**Task goal**
The answer is to be the full listing, unchanged in every line.

• • • •

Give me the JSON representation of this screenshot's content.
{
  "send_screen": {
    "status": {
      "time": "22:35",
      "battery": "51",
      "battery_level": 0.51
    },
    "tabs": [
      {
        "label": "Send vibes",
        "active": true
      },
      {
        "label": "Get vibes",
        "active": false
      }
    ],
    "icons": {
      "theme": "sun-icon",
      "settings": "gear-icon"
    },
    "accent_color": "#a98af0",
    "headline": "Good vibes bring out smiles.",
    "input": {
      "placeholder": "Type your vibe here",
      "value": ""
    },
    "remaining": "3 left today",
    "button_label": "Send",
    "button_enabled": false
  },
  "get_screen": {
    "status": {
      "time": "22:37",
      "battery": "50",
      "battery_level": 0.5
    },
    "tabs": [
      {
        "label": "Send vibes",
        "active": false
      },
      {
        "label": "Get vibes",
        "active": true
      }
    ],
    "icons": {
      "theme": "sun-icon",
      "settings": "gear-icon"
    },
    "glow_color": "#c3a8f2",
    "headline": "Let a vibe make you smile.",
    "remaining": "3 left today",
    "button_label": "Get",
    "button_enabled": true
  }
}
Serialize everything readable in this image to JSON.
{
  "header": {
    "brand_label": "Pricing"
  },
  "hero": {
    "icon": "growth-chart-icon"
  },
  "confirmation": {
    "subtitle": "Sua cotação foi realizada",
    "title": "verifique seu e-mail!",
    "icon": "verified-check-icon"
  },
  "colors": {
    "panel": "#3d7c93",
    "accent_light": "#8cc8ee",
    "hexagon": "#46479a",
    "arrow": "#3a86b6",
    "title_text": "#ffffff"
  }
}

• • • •

**Solution to the problem**
Give me the JSON representation of this screenshot's content.
{
  "send_screen": {
    "status": {
      "time": "22:35",
      "battery": "51",
      "battery_level": 0.51
    },
    "tabs": [
      {
        "label": "Send vibes",
        "active": true
      },
      {
        "label": "Get vibes",
        "active": false
      }
    ],
    "icons": {
      "theme": "sun-icon",
      "settings": "gear-icon"
    },
    "accent_color": "#a98af0",
    "headline": "Good vibes bring out smiles.",
    "input": {
      "placeholder": "Type your vibe here",
      "value": ""
    },
    "remaining": "3 left today",
    "button_label": "Send",
    "button_enabled": false
  },
  "get_screen": {
    "status": {
      "time": "22:37",
      "battery": "50",
      "battery_level": 0.5
    },
    "tabs": [
      {
        "label": "Send vibes",
        "active": false
      },
      {
        "label": "Get vibes",
        "active": true
      }
    ],
    "icons": {
      "theme": "sun-icon",
      "settings": "gear-icon"
    },
    "glow_color": "#c3a8f2",
    "headline": "Let a vibe make you smile.",
    "remaining": "3 left today",
    "button_label": "Get",
    "button_enabled": true
  }
}
Serialize everything readable in this image to JSON.
{
  "header": {
    "brand_label": "Pricing"
  },
  "hero": {
    "icon": "growth-chart-icon"
  },
  "confirmation": {
    "subtitle": "Sua cotação foi realizada",
    "title": "verifique seu e-mail!",
    "icon": "verified-check-icon"
  },
  "colors": {
    "panel": "#3d7c93",
    "accent_light": "#8cc8ee",
    "hexagon": "#46479a",
    "arrow": "#3a86b6",
    "title_text": "#ffffff"
  }
}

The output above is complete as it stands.